The activity makes it easier for the students to read and understand long and/or complicated texts. The students practice presenting and arguing. Everybody participates and takes responsibility for a part of the text.
Gør klar til aktiviteten
Prepare the activity
The exercise is wrapped up by the teacher highlighting central points of the students’ answers. The students are allowed to ask further questions. (5-10 min.)
Saml op på aktiviteten
Wrap up on the activity
Everybody reads the whole text, but each group is responsible for a special part of the text and becomes an ‘expert group’ for its part.
The teacher provides the groups with a set of reading questions to the individual text parts.
Each group discusses and answers the reading questions to the text for which it is responsible.This part of the activity is tun in Nuclino or Google Docs between classes.
In the next class, new groups are formed with representatives for each ‘expert group’.
The representatives of the ‘expert groups’ present the answers of their individual group to the other members of the new groups.The new groups reach a joint understanding of the whole text and publish a brief answer in a Padlet. (30-45 min.)
Få afviklingen til at fungere
Ensure a good execution
The students are introduced to a text for them to work with.
The students are divided in groups of 3-5 persons.
"Ideally, this way of organising the teaching should increase student preparations, as it is frustrating to present for your co-students without being prepared"
Can you engage and activate more than 60 students at one time?
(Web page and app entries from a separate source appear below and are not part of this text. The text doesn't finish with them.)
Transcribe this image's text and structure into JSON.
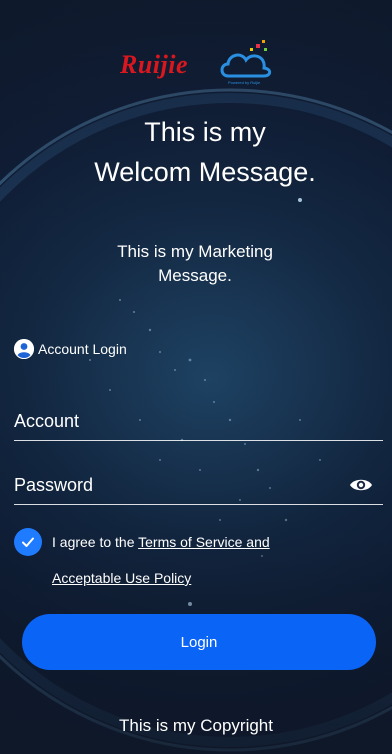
{
  "brand": {
    "logo_text": "Ruijie",
    "logo_color": "#d8171f",
    "cloud_color": "#2a8fe0"
  },
  "welcome": {
    "line1": "This is my",
    "line2": "Welcom Message."
  },
  "marketing": {
    "line1": "This is my Marketing",
    "line2": "Message."
  },
  "login_section": {
    "label": "Account Login",
    "icon": "user-circle-icon"
  },
  "form": {
    "account_placeholder": "Account",
    "account_value": "",
    "password_placeholder": "Password",
    "password_value": "",
    "password_toggle_icon": "eye-icon"
  },
  "agreement": {
    "checked": true,
    "prefix": "I agree to the ",
    "link_part1": "Terms of Service and",
    "link_part2": "Acceptable Use Policy",
    "check_color": "#1f7bff"
  },
  "actions": {
    "login_label": "Login",
    "login_color": "#0a64f5"
  },
  "footer": {
    "copyright": "This is my Copyright"
  }
}
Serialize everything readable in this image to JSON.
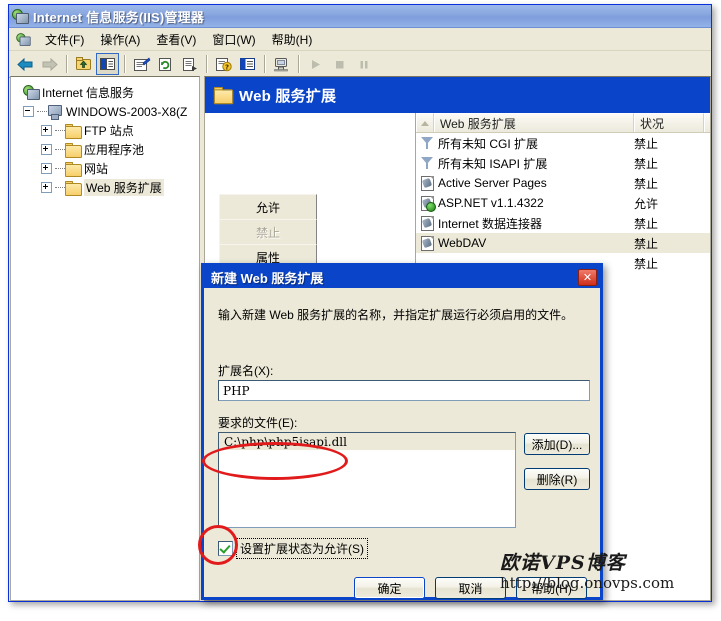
{
  "window": {
    "title": "Internet 信息服务(IIS)管理器",
    "icon": "iis-server-icon"
  },
  "menubar": {
    "items": [
      {
        "label": "文件(F)",
        "accel": "F",
        "name": "menu-file"
      },
      {
        "label": "操作(A)",
        "accel": "A",
        "name": "menu-action"
      },
      {
        "label": "查看(V)",
        "accel": "V",
        "name": "menu-view"
      },
      {
        "label": "窗口(W)",
        "accel": "W",
        "name": "menu-window"
      },
      {
        "label": "帮助(H)",
        "accel": "H",
        "name": "menu-help"
      }
    ]
  },
  "toolbar": {
    "buttons": [
      {
        "name": "back-icon",
        "glyph": "←",
        "enabled": true
      },
      {
        "name": "forward-icon",
        "glyph": "→",
        "enabled": false
      },
      {
        "name": "up-one-level-icon",
        "glyph": "↑",
        "enabled": true
      },
      {
        "name": "show-hide-console-tree-icon",
        "glyph": "▤",
        "enabled": true,
        "pressed": true
      },
      {
        "name": "properties-icon",
        "glyph": "☰",
        "enabled": true
      },
      {
        "name": "refresh-icon",
        "glyph": "↻",
        "enabled": true
      },
      {
        "name": "export-list-icon",
        "glyph": "≡",
        "enabled": true
      },
      {
        "name": "help-icon",
        "glyph": "?",
        "enabled": true
      },
      {
        "name": "detail-view-icon",
        "glyph": "▥",
        "enabled": true
      },
      {
        "name": "connect-computer-icon",
        "glyph": "⌨",
        "enabled": true
      },
      {
        "name": "start-icon",
        "glyph": "▶",
        "enabled": false
      },
      {
        "name": "stop-icon",
        "glyph": "■",
        "enabled": false
      },
      {
        "name": "pause-icon",
        "glyph": "‖",
        "enabled": false
      }
    ]
  },
  "tree": {
    "root": {
      "label": "Internet 信息服务",
      "icon": "iis-icon"
    },
    "server": {
      "label": "WINDOWS-2003-X8(Z",
      "icon": "local-computer-icon",
      "expander": "minus"
    },
    "children": [
      {
        "label": "FTP 站点",
        "icon": "folder-icon",
        "expander": "plus",
        "selected": false
      },
      {
        "label": "应用程序池",
        "icon": "folder-icon",
        "expander": "plus",
        "selected": false
      },
      {
        "label": "网站",
        "icon": "folder-icon",
        "expander": "plus",
        "selected": false
      },
      {
        "label": "Web 服务扩展",
        "icon": "folder-icon",
        "expander": "plus",
        "selected": true
      }
    ]
  },
  "right_pane": {
    "header": {
      "title": "Web 服务扩展",
      "icon": "folder-icon"
    },
    "actions": [
      {
        "label": "允许",
        "name": "allow-button",
        "enabled": true
      },
      {
        "label": "禁止",
        "name": "prohibit-button",
        "enabled": false
      },
      {
        "label": "属性",
        "name": "properties-button",
        "enabled": true
      }
    ],
    "list": {
      "columns": [
        "",
        "Web 服务扩展",
        "状况",
        ""
      ],
      "rows": [
        {
          "icon": "filter-icon",
          "name": "所有未知 CGI 扩展",
          "status": "禁止",
          "selected": false
        },
        {
          "icon": "filter-icon",
          "name": "所有未知 ISAPI 扩展",
          "status": "禁止",
          "selected": false
        },
        {
          "icon": "extension-doc-icon",
          "name": "Active Server Pages",
          "status": "禁止",
          "selected": false
        },
        {
          "icon": "extension-doc-enabled-icon",
          "name": "ASP.NET v1.1.4322",
          "status": "允许",
          "selected": false
        },
        {
          "icon": "extension-doc-icon",
          "name": "Internet 数据连接器",
          "status": "禁止",
          "selected": false
        },
        {
          "icon": "extension-doc-icon",
          "name": "WebDAV",
          "status": "禁止",
          "selected": true
        },
        {
          "icon": "extension-doc-icon",
          "name": "",
          "status": "禁止",
          "selected": false
        }
      ]
    }
  },
  "dialog": {
    "title": "新建 Web 服务扩展",
    "close_label": "✕",
    "description": "输入新建 Web 服务扩展的名称，并指定扩展运行必须启用的文件。",
    "extension_name_label": "扩展名(X):",
    "extension_name_value": "PHP",
    "required_files_label": "要求的文件(E):",
    "required_files": [
      "C:\\php\\php5isapi.dll"
    ],
    "add_button": "添加(D)...",
    "remove_button": "删除(R)",
    "set_allowed_checkbox": "设置扩展状态为允许(S)",
    "set_allowed_checked": true,
    "ok_button": "确定",
    "cancel_button": "取消",
    "help_button": "帮助(H)"
  },
  "watermark": {
    "line1": "欧诺VPS博客",
    "line2": "http://blog.onovps.com"
  },
  "colors": {
    "title_bar": "#8ba9e0",
    "dialog_accent": "#0a44c8",
    "header_blue": "#0a44c8",
    "face": "#ece9d8",
    "annotation_red": "#e11b1b"
  }
}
The last two years, associate professor Rasmus Brun Pedersen has tried out doing just that – using the jigsaw group work method for his course European Politics. CULtivate visited his classroom to see the methods in action.Read more 👉Læs mere 👉
Nuclino acts as a text editor, but instead of creating a document, you create an "item" - a part of a larger context. By linking between items and grouping them, you can build a wiki-like page.
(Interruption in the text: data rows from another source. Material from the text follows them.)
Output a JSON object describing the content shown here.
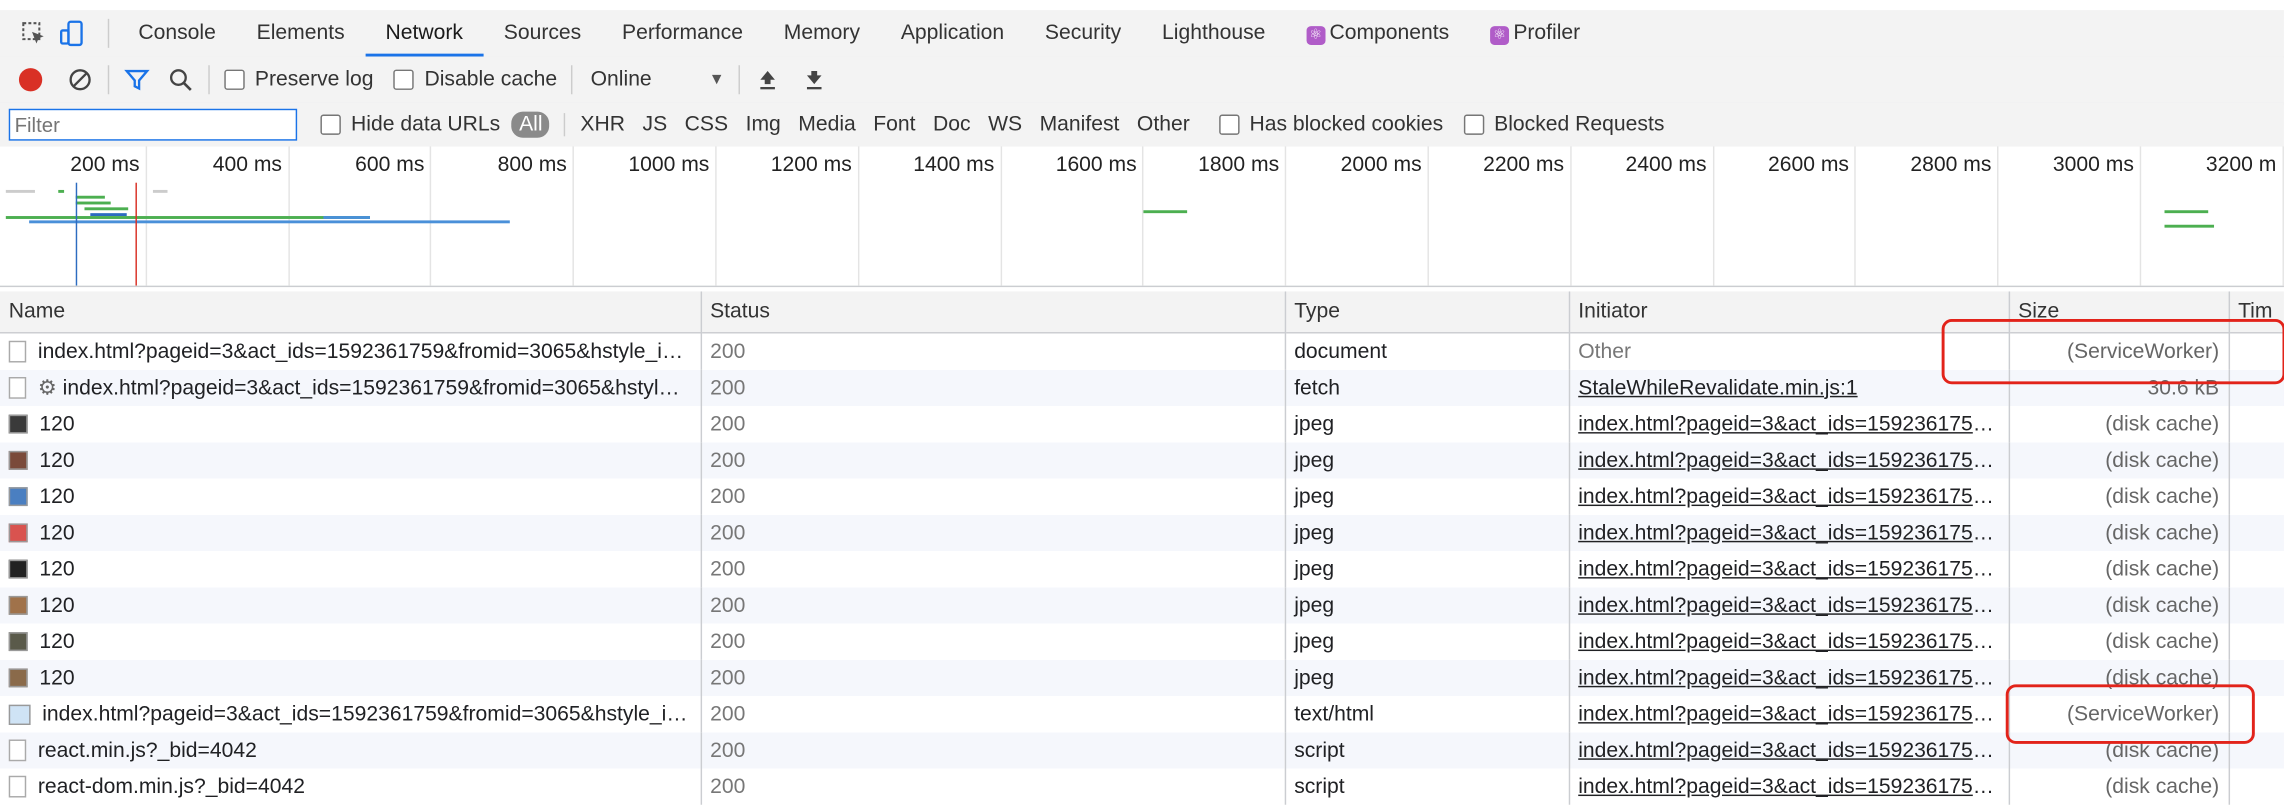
{
  "tabs": [
    "Console",
    "Elements",
    "Network",
    "Sources",
    "Performance",
    "Memory",
    "Application",
    "Security",
    "Lighthouse",
    "Components",
    "Profiler"
  ],
  "toolbar": {
    "preserve_log": "Preserve log",
    "disable_cache": "Disable cache",
    "throttle": "Online"
  },
  "filter": {
    "placeholder": "Filter",
    "hide_data_urls": "Hide data URLs",
    "all": "All",
    "types": [
      "XHR",
      "JS",
      "CSS",
      "Img",
      "Media",
      "Font",
      "Doc",
      "WS",
      "Manifest",
      "Other"
    ],
    "blocked_cookies": "Has blocked cookies",
    "blocked_requests": "Blocked Requests"
  },
  "overview_ticks": [
    "200 ms",
    "400 ms",
    "600 ms",
    "800 ms",
    "1000 ms",
    "1200 ms",
    "1400 ms",
    "1600 ms",
    "1800 ms",
    "2000 ms",
    "2200 ms",
    "2400 ms",
    "2600 ms",
    "2800 ms",
    "3000 ms",
    "3200 m"
  ],
  "columns": {
    "name": "Name",
    "status": "Status",
    "type": "Type",
    "initiator": "Initiator",
    "size": "Size",
    "time": "Tim"
  },
  "rows": [
    {
      "name": "index.html?pageid=3&act_ids=1592361759&fromid=3065&hstyle_i…",
      "status": "200",
      "type": "document",
      "initiator": "Other",
      "size": "(ServiceWorker)",
      "icon": "doc"
    },
    {
      "name": "index.html?pageid=3&act_ids=1592361759&fromid=3065&hstyl…",
      "status": "200",
      "type": "fetch",
      "initiator": "StaleWhileRevalidate.min.js:1",
      "size": "30.6 kB",
      "icon": "gear"
    },
    {
      "name": "120",
      "status": "200",
      "type": "jpeg",
      "initiator": "index.html?pageid=3&act_ids=1592361759…",
      "size": "(disk cache)",
      "icon": "img",
      "color": "#3a3a3a"
    },
    {
      "name": "120",
      "status": "200",
      "type": "jpeg",
      "initiator": "index.html?pageid=3&act_ids=1592361759…",
      "size": "(disk cache)",
      "icon": "img",
      "color": "#7a4a3a"
    },
    {
      "name": "120",
      "status": "200",
      "type": "jpeg",
      "initiator": "index.html?pageid=3&act_ids=1592361759…",
      "size": "(disk cache)",
      "icon": "img",
      "color": "#4a7fc1"
    },
    {
      "name": "120",
      "status": "200",
      "type": "jpeg",
      "initiator": "index.html?pageid=3&act_ids=1592361759…",
      "size": "(disk cache)",
      "icon": "img",
      "color": "#d9534f"
    },
    {
      "name": "120",
      "status": "200",
      "type": "jpeg",
      "initiator": "index.html?pageid=3&act_ids=1592361759…",
      "size": "(disk cache)",
      "icon": "img",
      "color": "#222222"
    },
    {
      "name": "120",
      "status": "200",
      "type": "jpeg",
      "initiator": "index.html?pageid=3&act_ids=1592361759…",
      "size": "(disk cache)",
      "icon": "img",
      "color": "#a0724a"
    },
    {
      "name": "120",
      "status": "200",
      "type": "jpeg",
      "initiator": "index.html?pageid=3&act_ids=1592361759…",
      "size": "(disk cache)",
      "icon": "img",
      "color": "#5a5a4a"
    },
    {
      "name": "120",
      "status": "200",
      "type": "jpeg",
      "initiator": "index.html?pageid=3&act_ids=1592361759…",
      "size": "(disk cache)",
      "icon": "img",
      "color": "#8a6a4a"
    },
    {
      "name": "index.html?pageid=3&act_ids=1592361759&fromid=3065&hstyle_i…",
      "status": "200",
      "type": "text/html",
      "initiator": "index.html?pageid=3&act_ids=1592361759…",
      "size": "(ServiceWorker)",
      "icon": "html"
    },
    {
      "name": "react.min.js?_bid=4042",
      "status": "200",
      "type": "script",
      "initiator": "index.html?pageid=3&act_ids=1592361759…",
      "size": "(disk cache)",
      "icon": "doc"
    },
    {
      "name": "react-dom.min.js?_bid=4042",
      "status": "200",
      "type": "script",
      "initiator": "index.html?pageid=3&act_ids=1592361759…",
      "size": "(disk cache)",
      "icon": "doc"
    }
  ],
  "colors": {
    "accent": "#1a73e8",
    "record": "#d93025",
    "highlight": "#e2231a"
  }
}
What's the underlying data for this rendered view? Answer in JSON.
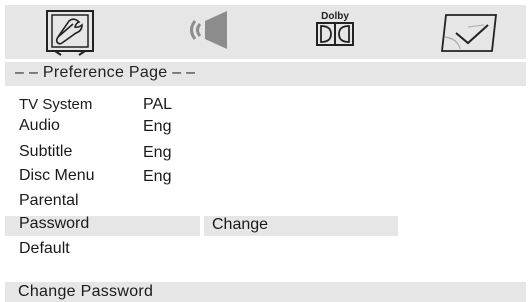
{
  "icons": {
    "general": "general-setup-icon",
    "audio": "speaker-icon",
    "dolby": "dolby-icon",
    "preference": "preference-check-icon",
    "dolby_text": "Dolby"
  },
  "page_title": "– – Preference Page – –",
  "menu": [
    {
      "label": "TV System",
      "value": "PAL"
    },
    {
      "label": "Audio",
      "value": "Eng"
    },
    {
      "label": "Subtitle",
      "value": "Eng"
    },
    {
      "label": "Disc Menu",
      "value": "Eng"
    },
    {
      "label": "Parental",
      "value": ""
    },
    {
      "label": "Password",
      "value": ""
    },
    {
      "label": "Default",
      "value": ""
    }
  ],
  "password_option": "Change",
  "status": "Change Password",
  "colors": {
    "bar_gray": "#e6e6e6",
    "text": "#1a1a1a"
  }
}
You can visualize your items in various ways, e.g. as a board or a graph. With a board you can structure different processes, and use it for i.e. peer feedback, for a jigsaw exercise, or for text review. With graphs you can get a "spiderweb" view of how the different items are grouped. Nuclino is a nice tool when you want to do long-term group work - for instance when students are asked to build their own online encyclopedia on important concepts, or when they are supposed to write portfolios and describe their work.
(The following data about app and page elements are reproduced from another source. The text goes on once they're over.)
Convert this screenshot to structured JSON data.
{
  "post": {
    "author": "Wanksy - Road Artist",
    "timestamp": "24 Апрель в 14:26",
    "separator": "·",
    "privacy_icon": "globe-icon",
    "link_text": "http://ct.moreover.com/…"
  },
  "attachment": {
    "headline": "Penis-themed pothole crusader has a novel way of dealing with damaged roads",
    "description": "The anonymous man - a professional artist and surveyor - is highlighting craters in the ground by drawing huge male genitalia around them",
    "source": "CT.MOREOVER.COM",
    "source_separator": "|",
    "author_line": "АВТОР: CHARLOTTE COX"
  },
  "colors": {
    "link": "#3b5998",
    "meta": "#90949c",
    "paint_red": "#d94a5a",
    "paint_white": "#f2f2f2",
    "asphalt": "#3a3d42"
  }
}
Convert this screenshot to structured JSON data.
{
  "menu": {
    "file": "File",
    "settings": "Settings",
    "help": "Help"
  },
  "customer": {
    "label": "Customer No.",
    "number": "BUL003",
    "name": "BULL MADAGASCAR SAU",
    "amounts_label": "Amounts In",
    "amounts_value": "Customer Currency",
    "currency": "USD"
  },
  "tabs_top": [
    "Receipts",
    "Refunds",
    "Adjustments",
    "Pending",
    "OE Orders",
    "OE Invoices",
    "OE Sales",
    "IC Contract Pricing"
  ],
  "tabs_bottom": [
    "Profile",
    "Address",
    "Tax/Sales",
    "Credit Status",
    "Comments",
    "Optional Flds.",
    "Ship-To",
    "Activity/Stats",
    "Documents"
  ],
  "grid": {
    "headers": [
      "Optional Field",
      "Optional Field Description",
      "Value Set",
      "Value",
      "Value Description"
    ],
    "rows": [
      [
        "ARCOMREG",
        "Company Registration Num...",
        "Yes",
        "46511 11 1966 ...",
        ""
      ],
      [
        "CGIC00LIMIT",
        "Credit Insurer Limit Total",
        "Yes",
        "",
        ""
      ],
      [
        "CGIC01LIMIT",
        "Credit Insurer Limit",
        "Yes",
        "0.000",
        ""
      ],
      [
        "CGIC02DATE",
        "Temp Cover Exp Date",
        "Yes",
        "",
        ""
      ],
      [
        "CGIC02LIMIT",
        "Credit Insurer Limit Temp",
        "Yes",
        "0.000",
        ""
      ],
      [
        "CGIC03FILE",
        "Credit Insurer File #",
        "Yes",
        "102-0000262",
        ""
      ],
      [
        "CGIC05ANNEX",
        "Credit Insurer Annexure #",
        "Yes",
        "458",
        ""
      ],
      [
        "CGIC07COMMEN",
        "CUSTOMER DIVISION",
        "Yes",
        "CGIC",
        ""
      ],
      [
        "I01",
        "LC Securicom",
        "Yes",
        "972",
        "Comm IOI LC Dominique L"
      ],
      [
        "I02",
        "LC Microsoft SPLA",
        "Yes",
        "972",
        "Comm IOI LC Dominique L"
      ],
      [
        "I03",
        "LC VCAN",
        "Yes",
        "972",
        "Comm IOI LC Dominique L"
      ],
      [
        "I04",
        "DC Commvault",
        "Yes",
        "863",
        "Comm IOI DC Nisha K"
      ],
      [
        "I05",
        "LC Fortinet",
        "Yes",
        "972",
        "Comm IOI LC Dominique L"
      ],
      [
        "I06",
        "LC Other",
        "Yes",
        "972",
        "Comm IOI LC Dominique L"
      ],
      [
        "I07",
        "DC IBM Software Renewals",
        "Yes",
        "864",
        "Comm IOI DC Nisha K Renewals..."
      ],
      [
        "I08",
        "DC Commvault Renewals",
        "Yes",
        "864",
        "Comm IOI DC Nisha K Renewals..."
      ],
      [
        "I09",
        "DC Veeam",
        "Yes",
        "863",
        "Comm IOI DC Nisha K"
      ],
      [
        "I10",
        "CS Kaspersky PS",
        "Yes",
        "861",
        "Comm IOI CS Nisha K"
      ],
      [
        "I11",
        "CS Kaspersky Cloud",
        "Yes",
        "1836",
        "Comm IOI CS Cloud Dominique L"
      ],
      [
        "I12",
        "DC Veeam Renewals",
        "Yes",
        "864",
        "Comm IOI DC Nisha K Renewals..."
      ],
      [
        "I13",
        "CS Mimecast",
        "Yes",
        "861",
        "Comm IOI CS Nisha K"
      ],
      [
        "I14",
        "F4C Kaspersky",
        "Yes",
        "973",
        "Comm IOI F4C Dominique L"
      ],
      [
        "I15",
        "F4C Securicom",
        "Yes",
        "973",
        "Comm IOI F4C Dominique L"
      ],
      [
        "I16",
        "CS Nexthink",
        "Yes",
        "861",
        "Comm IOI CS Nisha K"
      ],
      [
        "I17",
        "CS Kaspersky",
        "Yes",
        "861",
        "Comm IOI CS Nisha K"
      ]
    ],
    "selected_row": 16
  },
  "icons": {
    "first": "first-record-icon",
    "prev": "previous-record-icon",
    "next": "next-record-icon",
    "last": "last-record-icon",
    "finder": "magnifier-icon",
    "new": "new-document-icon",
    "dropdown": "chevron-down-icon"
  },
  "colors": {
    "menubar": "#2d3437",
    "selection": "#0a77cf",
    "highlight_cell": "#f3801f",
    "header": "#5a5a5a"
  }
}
Via Nuclino, students can go through the material together and strengthen their capabilities to se important connections. Nuclino works by creating a number of clusters (folders/collections) in which items can be grouped. Each item can be part of several clusters at the same time. These clusters can e.g. relate to theme, group or process (and thereby form the basis of a board). You can attach users to each item which makes it clear who is responsible for the different items.
Google Docs is a text editor that you access online and where you work with the documents directly in your browser. When the documents are online, you have the opportunity to collaborate, as more people can write in the same document at the same time.
Google Docs is like Word, and has many of the same features. However, Google Docs becomes particularly useful, because you can let students edit documents created by you, without them having a user name.
For example, you can create a new document and create a text template for the students in which you have defined headlines, added tables, etc. Then you share a link with your students, which allows them to edit the document.
Google Docs is also used when you want to follow up on group work. It gives the groups an easy way to share academic discussions with each other, and at the same time they can create a document, for example with important concepts. It can also serve as an important feedback tool, because you don't have to send the document back and forth.
Padlet is a kind of digital bulletin board where you can "hang up" content such as video, links to web pages, word files, powerpoint, text and image files. A padlet can be open to editing so that everyone can add content and comment, even without a user. This makes it a useful tool for teaching activities, such as group work, brainstorming or student questions in large classes.
You start by creating a new Padlet. You can do this without creating a user, but we recommend creating a user. This allows you to adjust your Padlet and choose editing rights, layout and link address. A new Padlet has its own unique link, which you simply share with your students. The students will open the link and add content. You can also allow students to just add comments to the content that you have created. This could be questions or cases that they should discuss.